◆ DATA SUPPLIED
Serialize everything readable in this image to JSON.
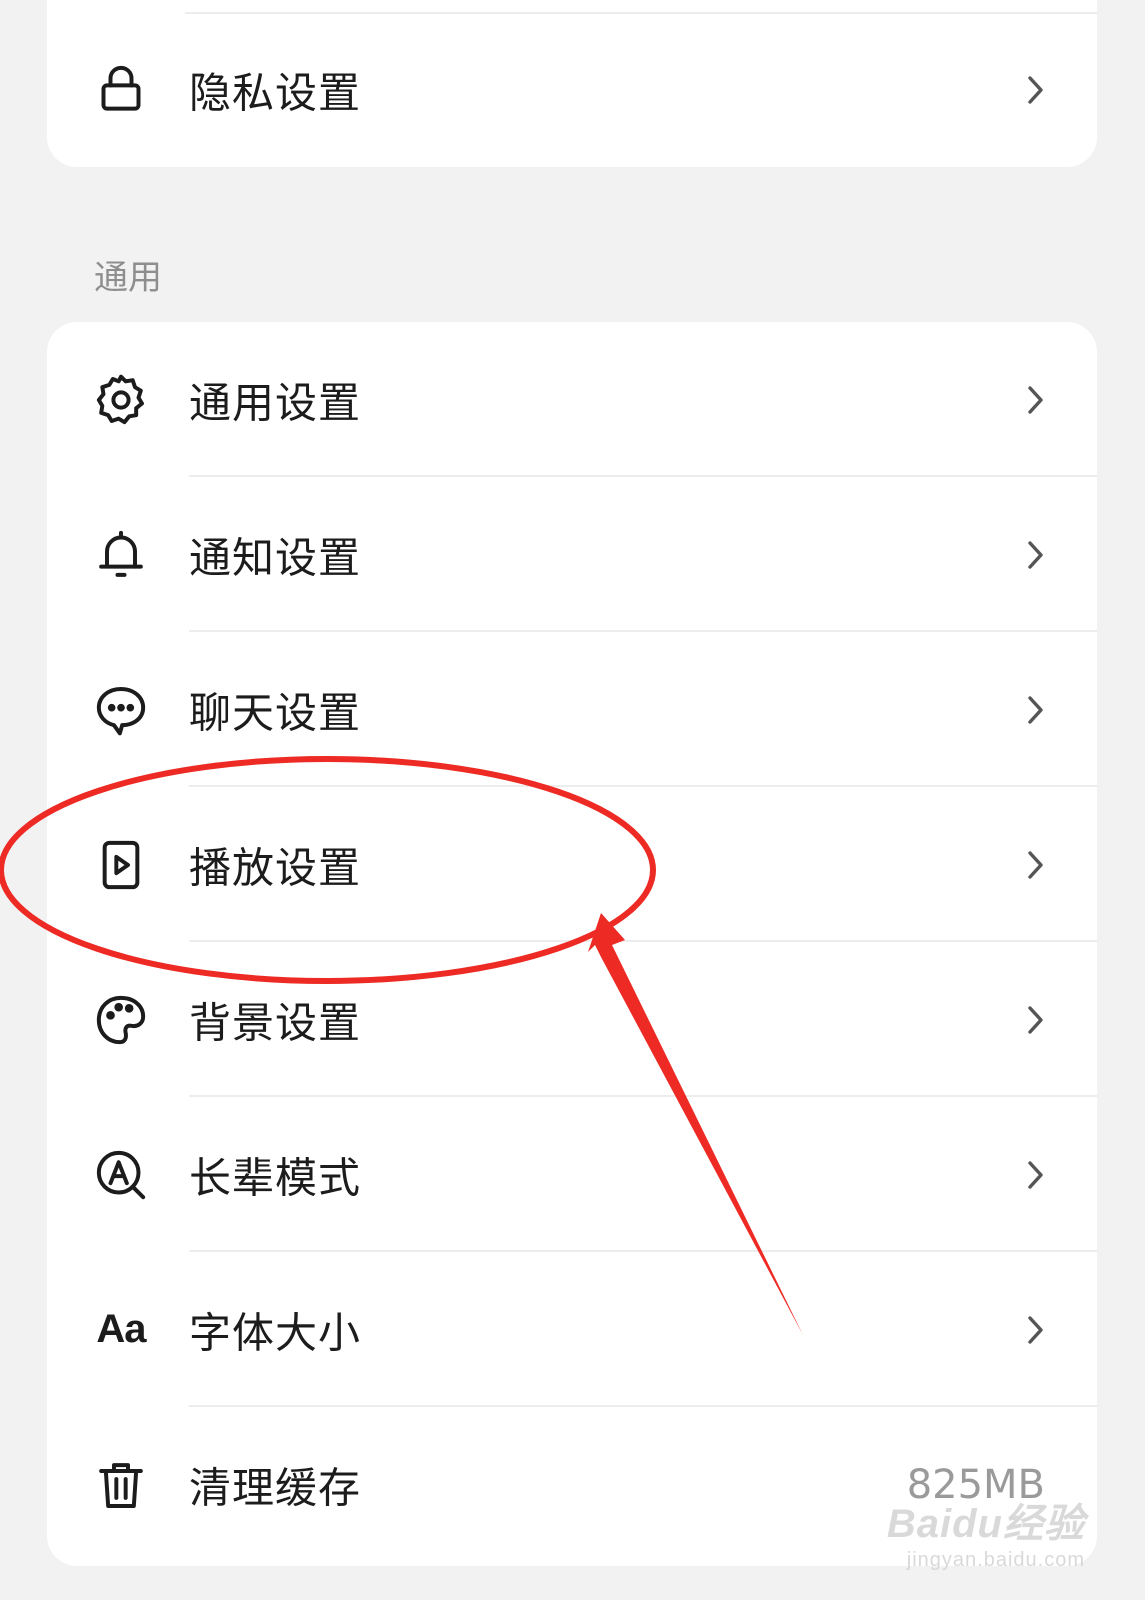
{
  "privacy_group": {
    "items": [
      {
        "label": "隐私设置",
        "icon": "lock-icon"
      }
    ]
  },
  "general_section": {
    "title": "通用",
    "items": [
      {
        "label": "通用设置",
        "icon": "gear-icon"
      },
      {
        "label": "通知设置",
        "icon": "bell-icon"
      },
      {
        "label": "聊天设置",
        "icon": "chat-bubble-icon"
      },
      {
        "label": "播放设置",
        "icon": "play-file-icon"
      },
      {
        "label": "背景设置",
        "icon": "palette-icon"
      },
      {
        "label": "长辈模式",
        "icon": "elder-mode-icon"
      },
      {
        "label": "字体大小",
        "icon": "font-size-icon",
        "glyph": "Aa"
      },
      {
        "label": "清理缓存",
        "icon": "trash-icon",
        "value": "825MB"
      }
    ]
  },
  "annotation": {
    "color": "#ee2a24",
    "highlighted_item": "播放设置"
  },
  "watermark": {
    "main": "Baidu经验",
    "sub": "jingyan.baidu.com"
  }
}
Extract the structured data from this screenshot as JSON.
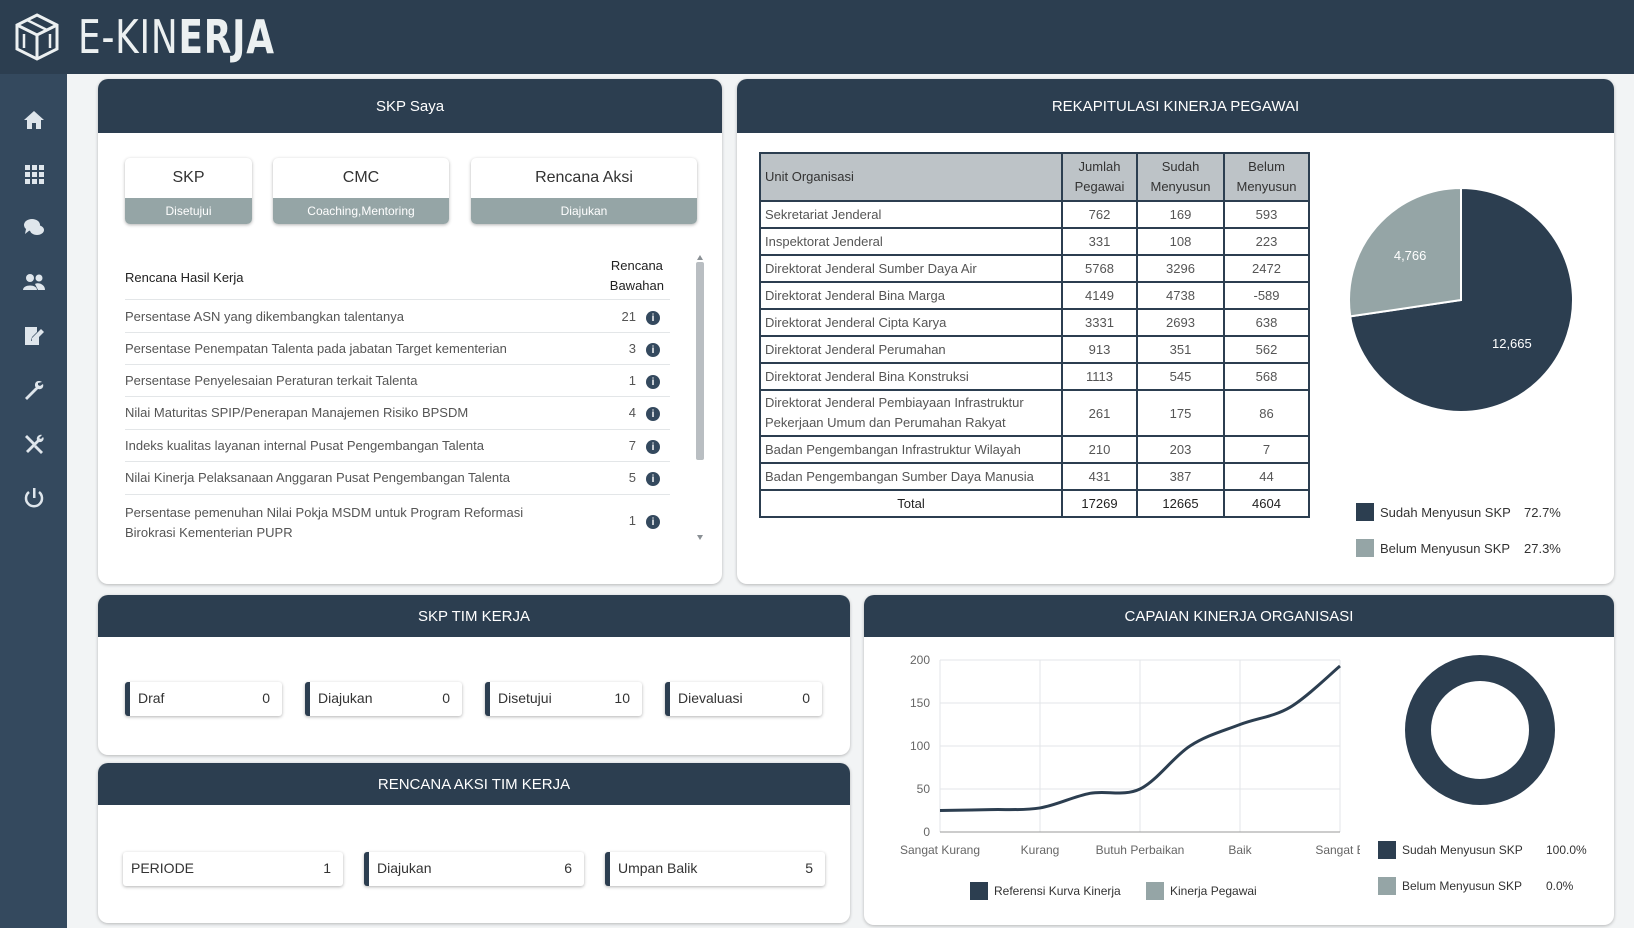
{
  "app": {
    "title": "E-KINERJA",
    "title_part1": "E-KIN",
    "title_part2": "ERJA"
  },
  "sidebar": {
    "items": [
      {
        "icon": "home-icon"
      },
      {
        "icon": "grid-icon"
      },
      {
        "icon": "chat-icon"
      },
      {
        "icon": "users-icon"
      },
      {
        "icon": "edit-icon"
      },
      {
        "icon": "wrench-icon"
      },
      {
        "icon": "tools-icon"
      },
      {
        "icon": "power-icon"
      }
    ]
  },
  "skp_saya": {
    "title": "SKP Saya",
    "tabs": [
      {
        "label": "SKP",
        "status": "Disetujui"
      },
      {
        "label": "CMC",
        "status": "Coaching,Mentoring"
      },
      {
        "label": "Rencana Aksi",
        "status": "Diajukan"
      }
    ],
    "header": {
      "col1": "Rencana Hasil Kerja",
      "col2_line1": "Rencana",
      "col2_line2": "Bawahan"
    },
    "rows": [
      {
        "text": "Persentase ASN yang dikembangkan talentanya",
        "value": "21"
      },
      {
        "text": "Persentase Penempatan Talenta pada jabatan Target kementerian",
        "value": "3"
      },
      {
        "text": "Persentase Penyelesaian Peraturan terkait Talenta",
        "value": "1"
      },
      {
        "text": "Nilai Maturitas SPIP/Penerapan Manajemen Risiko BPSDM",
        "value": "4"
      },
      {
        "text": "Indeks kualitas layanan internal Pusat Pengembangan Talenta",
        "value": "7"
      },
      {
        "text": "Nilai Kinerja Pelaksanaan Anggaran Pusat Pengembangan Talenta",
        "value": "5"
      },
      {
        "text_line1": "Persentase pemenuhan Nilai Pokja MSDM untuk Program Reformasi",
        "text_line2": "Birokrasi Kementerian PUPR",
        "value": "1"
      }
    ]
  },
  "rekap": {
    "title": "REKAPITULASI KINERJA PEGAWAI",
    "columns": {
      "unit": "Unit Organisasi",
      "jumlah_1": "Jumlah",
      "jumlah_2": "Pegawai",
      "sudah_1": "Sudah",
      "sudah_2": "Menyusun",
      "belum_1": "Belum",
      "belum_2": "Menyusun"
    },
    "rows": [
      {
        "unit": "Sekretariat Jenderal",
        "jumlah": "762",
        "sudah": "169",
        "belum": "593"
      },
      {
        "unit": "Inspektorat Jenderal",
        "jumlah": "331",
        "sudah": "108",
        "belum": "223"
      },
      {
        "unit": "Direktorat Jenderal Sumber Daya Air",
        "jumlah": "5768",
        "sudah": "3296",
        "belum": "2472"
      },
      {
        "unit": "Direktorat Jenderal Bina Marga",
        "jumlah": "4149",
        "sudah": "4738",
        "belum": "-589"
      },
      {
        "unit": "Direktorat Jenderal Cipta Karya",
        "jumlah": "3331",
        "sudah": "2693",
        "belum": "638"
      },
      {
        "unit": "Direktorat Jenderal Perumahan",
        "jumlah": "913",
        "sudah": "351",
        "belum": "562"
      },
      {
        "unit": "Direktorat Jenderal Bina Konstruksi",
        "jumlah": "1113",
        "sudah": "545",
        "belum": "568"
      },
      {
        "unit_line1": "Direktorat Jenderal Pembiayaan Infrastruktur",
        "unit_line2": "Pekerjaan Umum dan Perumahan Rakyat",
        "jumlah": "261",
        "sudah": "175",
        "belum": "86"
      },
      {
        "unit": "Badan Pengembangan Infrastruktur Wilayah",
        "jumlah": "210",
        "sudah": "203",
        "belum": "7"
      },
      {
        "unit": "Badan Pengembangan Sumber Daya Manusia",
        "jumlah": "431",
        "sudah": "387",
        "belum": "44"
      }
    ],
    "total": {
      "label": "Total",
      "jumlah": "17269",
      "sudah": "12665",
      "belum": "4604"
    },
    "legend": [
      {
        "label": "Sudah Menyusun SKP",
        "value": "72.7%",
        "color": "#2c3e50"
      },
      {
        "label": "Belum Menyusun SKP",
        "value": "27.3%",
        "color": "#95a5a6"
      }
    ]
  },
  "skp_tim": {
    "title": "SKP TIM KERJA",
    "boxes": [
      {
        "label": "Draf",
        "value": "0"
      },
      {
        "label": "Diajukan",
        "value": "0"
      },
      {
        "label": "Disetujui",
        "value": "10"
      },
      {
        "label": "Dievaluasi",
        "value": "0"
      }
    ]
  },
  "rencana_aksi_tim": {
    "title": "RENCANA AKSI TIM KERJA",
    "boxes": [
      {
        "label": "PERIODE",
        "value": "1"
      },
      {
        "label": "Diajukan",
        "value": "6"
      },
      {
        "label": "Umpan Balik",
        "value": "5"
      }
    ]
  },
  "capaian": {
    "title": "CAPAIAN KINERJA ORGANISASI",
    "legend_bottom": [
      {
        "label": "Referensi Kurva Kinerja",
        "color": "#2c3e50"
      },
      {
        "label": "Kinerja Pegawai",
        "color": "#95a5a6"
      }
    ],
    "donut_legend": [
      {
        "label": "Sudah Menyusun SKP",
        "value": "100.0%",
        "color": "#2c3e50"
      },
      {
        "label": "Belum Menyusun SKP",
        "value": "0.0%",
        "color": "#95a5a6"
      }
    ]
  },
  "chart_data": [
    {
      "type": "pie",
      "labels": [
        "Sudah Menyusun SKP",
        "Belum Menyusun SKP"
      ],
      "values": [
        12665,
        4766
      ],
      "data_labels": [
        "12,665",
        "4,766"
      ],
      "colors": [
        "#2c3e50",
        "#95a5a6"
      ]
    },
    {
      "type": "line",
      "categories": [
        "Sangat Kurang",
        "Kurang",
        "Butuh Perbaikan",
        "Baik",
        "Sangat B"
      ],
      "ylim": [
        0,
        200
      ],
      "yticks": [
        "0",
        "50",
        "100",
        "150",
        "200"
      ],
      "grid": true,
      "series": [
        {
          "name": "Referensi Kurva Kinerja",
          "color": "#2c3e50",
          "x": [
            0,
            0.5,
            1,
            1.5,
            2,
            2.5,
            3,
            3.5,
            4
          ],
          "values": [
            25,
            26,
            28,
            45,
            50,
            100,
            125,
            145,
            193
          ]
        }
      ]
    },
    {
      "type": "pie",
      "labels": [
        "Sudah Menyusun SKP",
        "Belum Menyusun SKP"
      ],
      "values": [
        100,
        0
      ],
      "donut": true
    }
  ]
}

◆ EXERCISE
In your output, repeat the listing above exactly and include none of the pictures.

◆ RESULT FOR THIS EXERCISE
Serialize everything readable in this image to JSON.
{
  "privacy_group": {
    "items": [
      {
        "label": "隐私设置",
        "icon": "lock-icon"
      }
    ]
  },
  "general_section": {
    "title": "通用",
    "items": [
      {
        "label": "通用设置",
        "icon": "gear-icon"
      },
      {
        "label": "通知设置",
        "icon": "bell-icon"
      },
      {
        "label": "聊天设置",
        "icon": "chat-bubble-icon"
      },
      {
        "label": "播放设置",
        "icon": "play-file-icon"
      },
      {
        "label": "背景设置",
        "icon": "palette-icon"
      },
      {
        "label": "长辈模式",
        "icon": "elder-mode-icon"
      },
      {
        "label": "字体大小",
        "icon": "font-size-icon",
        "glyph": "Aa"
      },
      {
        "label": "清理缓存",
        "icon": "trash-icon",
        "value": "825MB"
      }
    ]
  },
  "annotation": {
    "color": "#ee2a24",
    "highlighted_item": "播放设置"
  },
  "watermark": {
    "main": "Baidu经验",
    "sub": "jingyan.baidu.com"
  }
}
Extract the structured data from this screenshot as JSON.
{
  "app": {
    "title": "E-KINERJA",
    "title_part1": "E-KIN",
    "title_part2": "ERJA"
  },
  "sidebar": {
    "items": [
      {
        "icon": "home-icon"
      },
      {
        "icon": "grid-icon"
      },
      {
        "icon": "chat-icon"
      },
      {
        "icon": "users-icon"
      },
      {
        "icon": "edit-icon"
      },
      {
        "icon": "wrench-icon"
      },
      {
        "icon": "tools-icon"
      },
      {
        "icon": "power-icon"
      }
    ]
  },
  "skp_saya": {
    "title": "SKP Saya",
    "tabs": [
      {
        "label": "SKP",
        "status": "Disetujui"
      },
      {
        "label": "CMC",
        "status": "Coaching,Mentoring"
      },
      {
        "label": "Rencana Aksi",
        "status": "Diajukan"
      }
    ],
    "header": {
      "col1": "Rencana Hasil Kerja",
      "col2_line1": "Rencana",
      "col2_line2": "Bawahan"
    },
    "rows": [
      {
        "text": "Persentase ASN yang dikembangkan talentanya",
        "value": "21"
      },
      {
        "text": "Persentase Penempatan Talenta pada jabatan Target kementerian",
        "value": "3"
      },
      {
        "text": "Persentase Penyelesaian Peraturan terkait Talenta",
        "value": "1"
      },
      {
        "text": "Nilai Maturitas SPIP/Penerapan Manajemen Risiko BPSDM",
        "value": "4"
      },
      {
        "text": "Indeks kualitas layanan internal Pusat Pengembangan Talenta",
        "value": "7"
      },
      {
        "text": "Nilai Kinerja Pelaksanaan Anggaran Pusat Pengembangan Talenta",
        "value": "5"
      },
      {
        "text_line1": "Persentase pemenuhan Nilai Pokja MSDM untuk Program Reformasi",
        "text_line2": "Birokrasi Kementerian PUPR",
        "value": "1"
      }
    ]
  },
  "rekap": {
    "title": "REKAPITULASI KINERJA PEGAWAI",
    "columns": {
      "unit": "Unit Organisasi",
      "jumlah_1": "Jumlah",
      "jumlah_2": "Pegawai",
      "sudah_1": "Sudah",
      "sudah_2": "Menyusun",
      "belum_1": "Belum",
      "belum_2": "Menyusun"
    },
    "rows": [
      {
        "unit": "Sekretariat Jenderal",
        "jumlah": "762",
        "sudah": "169",
        "belum": "593"
      },
      {
        "unit": "Inspektorat Jenderal",
        "jumlah": "331",
        "sudah": "108",
        "belum": "223"
      },
      {
        "unit": "Direktorat Jenderal Sumber Daya Air",
        "jumlah": "5768",
        "sudah": "3296",
        "belum": "2472"
      },
      {
        "unit": "Direktorat Jenderal Bina Marga",
        "jumlah": "4149",
        "sudah": "4738",
        "belum": "-589"
      },
      {
        "unit": "Direktorat Jenderal Cipta Karya",
        "jumlah": "3331",
        "sudah": "2693",
        "belum": "638"
      },
      {
        "unit": "Direktorat Jenderal Perumahan",
        "jumlah": "913",
        "sudah": "351",
        "belum": "562"
      },
      {
        "unit": "Direktorat Jenderal Bina Konstruksi",
        "jumlah": "1113",
        "sudah": "545",
        "belum": "568"
      },
      {
        "unit_line1": "Direktorat Jenderal Pembiayaan Infrastruktur",
        "unit_line2": "Pekerjaan Umum dan Perumahan Rakyat",
        "jumlah": "261",
        "sudah": "175",
        "belum": "86"
      },
      {
        "unit": "Badan Pengembangan Infrastruktur Wilayah",
        "jumlah": "210",
        "sudah": "203",
        "belum": "7"
      },
      {
        "unit": "Badan Pengembangan Sumber Daya Manusia",
        "jumlah": "431",
        "sudah": "387",
        "belum": "44"
      }
    ],
    "total": {
      "label": "Total",
      "jumlah": "17269",
      "sudah": "12665",
      "belum": "4604"
    },
    "legend": [
      {
        "label": "Sudah Menyusun SKP",
        "value": "72.7%",
        "color": "#2c3e50"
      },
      {
        "label": "Belum Menyusun SKP",
        "value": "27.3%",
        "color": "#95a5a6"
      }
    ]
  },
  "skp_tim": {
    "title": "SKP TIM KERJA",
    "boxes": [
      {
        "label": "Draf",
        "value": "0"
      },
      {
        "label": "Diajukan",
        "value": "0"
      },
      {
        "label": "Disetujui",
        "value": "10"
      },
      {
        "label": "Dievaluasi",
        "value": "0"
      }
    ]
  },
  "rencana_aksi_tim": {
    "title": "RENCANA AKSI TIM KERJA",
    "boxes": [
      {
        "label": "PERIODE",
        "value": "1"
      },
      {
        "label": "Diajukan",
        "value": "6"
      },
      {
        "label": "Umpan Balik",
        "value": "5"
      }
    ]
  },
  "capaian": {
    "title": "CAPAIAN KINERJA ORGANISASI",
    "legend_bottom": [
      {
        "label": "Referensi Kurva Kinerja",
        "color": "#2c3e50"
      },
      {
        "label": "Kinerja Pegawai",
        "color": "#95a5a6"
      }
    ],
    "donut_legend": [
      {
        "label": "Sudah Menyusun SKP",
        "value": "100.0%",
        "color": "#2c3e50"
      },
      {
        "label": "Belum Menyusun SKP",
        "value": "0.0%",
        "color": "#95a5a6"
      }
    ]
  },
  "chart_data": [
    {
      "type": "pie",
      "labels": [
        "Sudah Menyusun SKP",
        "Belum Menyusun SKP"
      ],
      "values": [
        12665,
        4766
      ],
      "data_labels": [
        "12,665",
        "4,766"
      ],
      "colors": [
        "#2c3e50",
        "#95a5a6"
      ]
    },
    {
      "type": "line",
      "categories": [
        "Sangat Kurang",
        "Kurang",
        "Butuh Perbaikan",
        "Baik",
        "Sangat B"
      ],
      "ylim": [
        0,
        200
      ],
      "yticks": [
        "0",
        "50",
        "100",
        "150",
        "200"
      ],
      "grid": true,
      "series": [
        {
          "name": "Referensi Kurva Kinerja",
          "color": "#2c3e50",
          "x": [
            0,
            0.5,
            1,
            1.5,
            2,
            2.5,
            3,
            3.5,
            4
          ],
          "values": [
            25,
            26,
            28,
            45,
            50,
            100,
            125,
            145,
            193
          ]
        }
      ]
    },
    {
      "type": "pie",
      "labels": [
        "Sudah Menyusun SKP",
        "Belum Menyusun SKP"
      ],
      "values": [
        100,
        0
      ],
      "donut": true
    }
  ]
}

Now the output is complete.